About the Poet, Artist, and Essayists

Thomas Stearns Eliot was awarded the Order of Merit and the Nobel Prize for Literature in 1948 and the U. S. Medal of Freedom in 1964.

R. B. Kitaj was born in Cleveland, Ohio, in 1932 and went to England in 1957 to study at Oxford and the Royal College of Art, remaining in London most of his career. He moved to Los Angeles in 1997. Kitaj was elected to the Royal Academy in 1985 and the American Academy of Arts and Letters in 1992.

Helen Vendler is A. Kingsley Porter University Professor at Harvard University. This is the tenth Arion Press book to which she has contributed.

Marco Livingstone is an art historian living in London. He has written extensively on the paintings of R. B. Kitaj.

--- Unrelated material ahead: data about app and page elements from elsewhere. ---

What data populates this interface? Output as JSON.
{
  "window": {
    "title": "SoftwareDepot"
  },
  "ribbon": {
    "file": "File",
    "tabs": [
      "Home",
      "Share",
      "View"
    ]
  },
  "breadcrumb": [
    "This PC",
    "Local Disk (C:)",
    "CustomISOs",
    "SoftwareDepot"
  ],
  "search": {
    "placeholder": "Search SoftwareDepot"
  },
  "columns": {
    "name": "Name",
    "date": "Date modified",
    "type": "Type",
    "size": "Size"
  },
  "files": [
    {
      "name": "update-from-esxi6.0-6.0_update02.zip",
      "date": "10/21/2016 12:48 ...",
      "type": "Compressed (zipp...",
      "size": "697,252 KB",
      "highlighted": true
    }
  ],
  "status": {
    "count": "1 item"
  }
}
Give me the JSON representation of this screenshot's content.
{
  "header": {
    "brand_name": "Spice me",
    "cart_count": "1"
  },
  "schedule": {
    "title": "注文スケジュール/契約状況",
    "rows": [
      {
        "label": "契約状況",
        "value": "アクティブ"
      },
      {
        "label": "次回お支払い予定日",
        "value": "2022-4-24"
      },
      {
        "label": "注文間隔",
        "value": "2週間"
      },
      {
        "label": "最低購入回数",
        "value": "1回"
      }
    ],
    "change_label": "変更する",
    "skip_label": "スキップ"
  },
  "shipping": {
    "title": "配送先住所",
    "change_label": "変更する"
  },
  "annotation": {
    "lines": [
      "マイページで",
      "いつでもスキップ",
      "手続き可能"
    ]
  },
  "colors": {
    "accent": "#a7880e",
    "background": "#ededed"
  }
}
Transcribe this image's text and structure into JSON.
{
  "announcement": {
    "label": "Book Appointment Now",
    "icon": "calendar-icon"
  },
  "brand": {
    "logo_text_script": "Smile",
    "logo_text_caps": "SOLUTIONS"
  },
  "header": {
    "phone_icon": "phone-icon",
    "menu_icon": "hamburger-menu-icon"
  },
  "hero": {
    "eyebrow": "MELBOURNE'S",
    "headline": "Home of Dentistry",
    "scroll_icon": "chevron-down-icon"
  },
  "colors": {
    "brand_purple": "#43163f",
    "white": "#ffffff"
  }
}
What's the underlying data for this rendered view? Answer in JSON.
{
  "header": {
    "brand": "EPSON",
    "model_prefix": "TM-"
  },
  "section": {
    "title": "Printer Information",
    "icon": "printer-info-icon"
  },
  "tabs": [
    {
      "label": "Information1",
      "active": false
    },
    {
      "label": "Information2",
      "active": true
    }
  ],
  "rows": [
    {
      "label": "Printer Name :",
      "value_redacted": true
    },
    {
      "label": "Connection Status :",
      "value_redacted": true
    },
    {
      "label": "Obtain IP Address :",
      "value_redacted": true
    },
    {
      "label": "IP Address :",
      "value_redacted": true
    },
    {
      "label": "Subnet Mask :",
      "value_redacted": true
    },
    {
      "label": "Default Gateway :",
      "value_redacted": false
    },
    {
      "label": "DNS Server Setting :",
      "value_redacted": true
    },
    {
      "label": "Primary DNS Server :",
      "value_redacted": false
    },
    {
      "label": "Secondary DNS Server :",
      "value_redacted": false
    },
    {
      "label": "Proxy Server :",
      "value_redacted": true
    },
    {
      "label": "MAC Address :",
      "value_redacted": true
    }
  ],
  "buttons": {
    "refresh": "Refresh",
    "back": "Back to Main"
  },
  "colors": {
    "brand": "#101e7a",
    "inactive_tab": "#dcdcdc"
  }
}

Read Andrew Hoyem's full prospectus essay on the Arion Press edition of The Waste Land.